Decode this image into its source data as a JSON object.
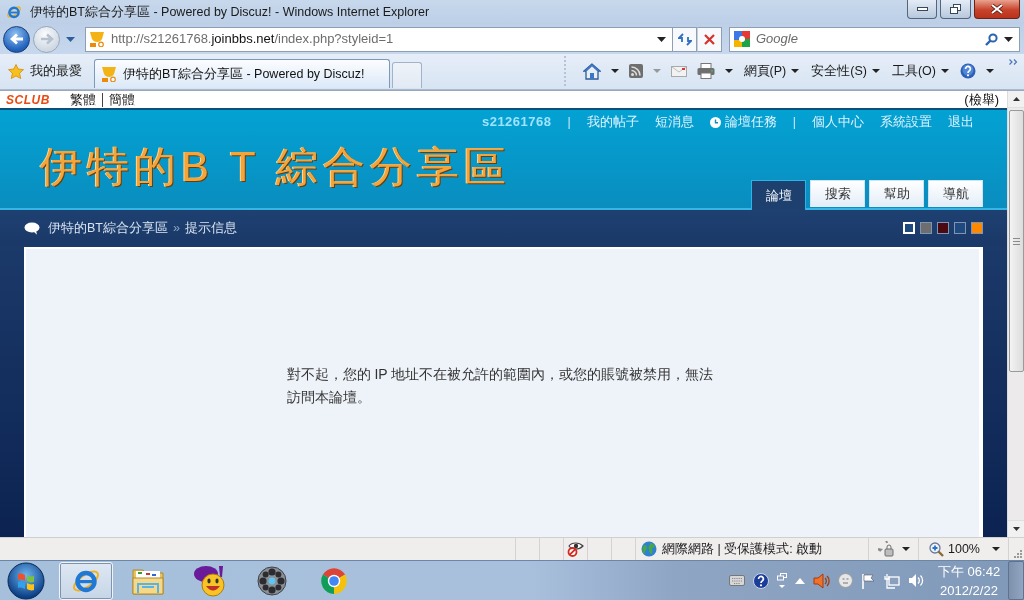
{
  "window": {
    "title": "伊特的BT綜合分享區 - Powered by Discuz! - Windows Internet Explorer"
  },
  "address_bar": {
    "url": [
      {
        "kind": "dim",
        "text": "http://s21261768."
      },
      {
        "kind": "domain",
        "text": "joinbbs.net"
      },
      {
        "kind": "dim",
        "text": "/index.php?styleid=1"
      }
    ]
  },
  "search": {
    "placeholder": "Google"
  },
  "favorites": {
    "label": "我的最愛"
  },
  "tabs": [
    {
      "label": "伊特的BT綜合分享區 - Powered by Discuz!",
      "selected": true
    }
  ],
  "command_bar": {
    "menus": [
      "網頁(P)",
      "安全性(S)",
      "工具(O)"
    ]
  },
  "page": {
    "top_bar": {
      "logo": "SCLUB",
      "languages": [
        "繁體",
        "簡體"
      ],
      "report": "(檢舉)"
    },
    "user_links": [
      {
        "kind": "user",
        "label": "s21261768"
      },
      {
        "kind": "separator",
        "label": "|"
      },
      {
        "kind": "link",
        "label": "我的帖子"
      },
      {
        "kind": "link",
        "label": "短消息"
      },
      {
        "kind": "task",
        "label": "論壇任務"
      },
      {
        "kind": "separator",
        "label": "|"
      },
      {
        "kind": "link",
        "label": "個人中心"
      },
      {
        "kind": "link",
        "label": "系統設置"
      },
      {
        "kind": "link",
        "label": "退出"
      }
    ],
    "site_logo": "伊特的B T 綜合分享區",
    "nav_tabs": [
      {
        "label": "論壇",
        "selected": true
      },
      {
        "label": "搜索",
        "selected": false
      },
      {
        "label": "幫助",
        "selected": false
      },
      {
        "label": "導航",
        "selected": false
      }
    ],
    "breadcrumb": [
      {
        "kind": "link",
        "text": "伊特的BT綜合分享區"
      },
      {
        "kind": "separator",
        "text": "»"
      },
      {
        "kind": "current",
        "text": "提示信息"
      }
    ],
    "style_swatches": [
      {
        "color": "#1f4a7f",
        "selected": true
      },
      {
        "color": "#6e6e6e",
        "selected": false
      },
      {
        "color": "#4b0a12",
        "selected": false
      },
      {
        "color": "#1f4a7f",
        "selected": false
      },
      {
        "color": "#ff8a00",
        "selected": false
      }
    ],
    "message": "對不起，您的 IP 地址不在被允許的範圍內，或您的賬號被禁用，無法訪問本論壇。"
  },
  "status_bar": {
    "zone": "網際網路 | 受保護模式: 啟動",
    "zoom": "100%"
  },
  "taskbar": {
    "apps": [
      {
        "kind": "browser",
        "selected": true
      },
      {
        "kind": "folder",
        "selected": false
      },
      {
        "kind": "messenger",
        "selected": false
      },
      {
        "kind": "media",
        "selected": false
      },
      {
        "kind": "web",
        "selected": false
      }
    ],
    "clock": {
      "time": "下午 06:42",
      "date": "2012/2/22"
    }
  }
}
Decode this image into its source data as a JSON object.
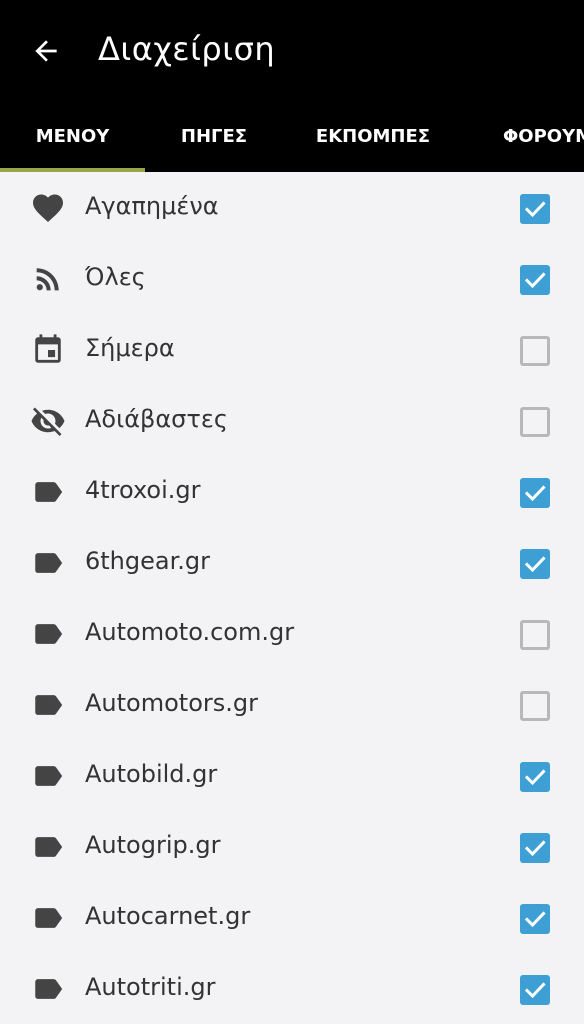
{
  "header": {
    "title": "Διαχείριση",
    "back_icon": "arrow-back-icon"
  },
  "tabs": [
    {
      "label": "ΜΕΝΟΥ",
      "active": true
    },
    {
      "label": "ΠΗΓΕΣ",
      "active": false
    },
    {
      "label": "ΕΚΠΟΜΠΕΣ",
      "active": false
    },
    {
      "label": "ΦΟΡΟΥΜ",
      "active": false
    }
  ],
  "colors": {
    "accent": "#3d9fd3",
    "tab_indicator": "#9aa545",
    "header_bg": "#000000",
    "list_bg": "#f3f3f5"
  },
  "items": [
    {
      "label": "Αγαπημένα",
      "icon": "heart-icon",
      "checked": true
    },
    {
      "label": "Όλες",
      "icon": "rss-icon",
      "checked": true
    },
    {
      "label": "Σήμερα",
      "icon": "calendar-icon",
      "checked": false
    },
    {
      "label": "Αδιάβαστες",
      "icon": "eye-off-icon",
      "checked": false
    },
    {
      "label": "4troxoi.gr",
      "icon": "label-icon",
      "checked": true
    },
    {
      "label": "6thgear.gr",
      "icon": "label-icon",
      "checked": true
    },
    {
      "label": "Automoto.com.gr",
      "icon": "label-icon",
      "checked": false
    },
    {
      "label": "Automotors.gr",
      "icon": "label-icon",
      "checked": false
    },
    {
      "label": "Autobild.gr",
      "icon": "label-icon",
      "checked": true
    },
    {
      "label": "Autogrip.gr",
      "icon": "label-icon",
      "checked": true
    },
    {
      "label": "Autocarnet.gr",
      "icon": "label-icon",
      "checked": true
    },
    {
      "label": "Autotriti.gr",
      "icon": "label-icon",
      "checked": true
    }
  ]
}
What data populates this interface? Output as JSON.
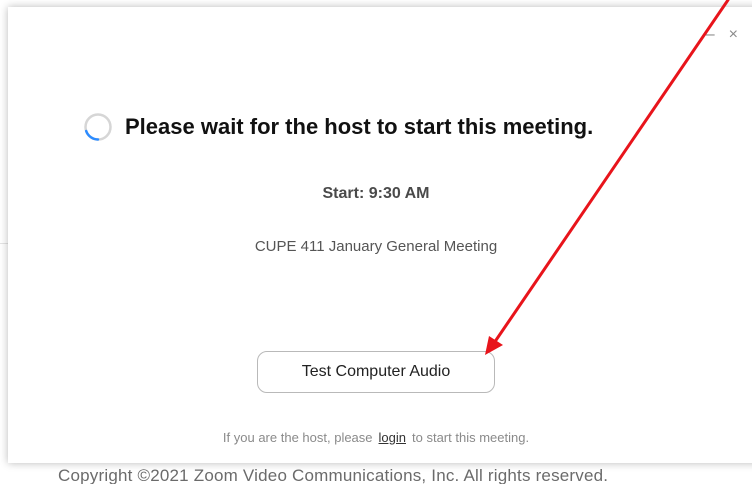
{
  "background": {
    "copyright_text": "Copyright ©2021 Zoom Video Communications, Inc. All rights reserved."
  },
  "dialog": {
    "minimize_glyph": "–",
    "close_glyph": "×",
    "wait_message": "Please wait for the host to start this meeting.",
    "start_time": "Start: 9:30 AM",
    "meeting_title": "CUPE 411 January General Meeting",
    "test_audio_button": "Test Computer Audio",
    "host_prefix": "If you are the host, please",
    "host_link": "login",
    "host_suffix": "to start this meeting."
  },
  "icons": {
    "spinner": "loading-spinner-icon",
    "minimize": "minimize-icon",
    "close": "close-icon"
  },
  "colors": {
    "spinner_accent": "#2d8cff",
    "annotation_arrow": "#e8141b"
  }
}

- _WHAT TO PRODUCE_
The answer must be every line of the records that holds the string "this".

- _ANSWER AREA_
Decode this image into its source data as a JSON object.
Decode this image into its source data as a JSON object.
What data populates this interface? Output as JSON.
    "wait_message": "Please wait for the host to start this meeting.",
    "host_suffix": "to start this meeting."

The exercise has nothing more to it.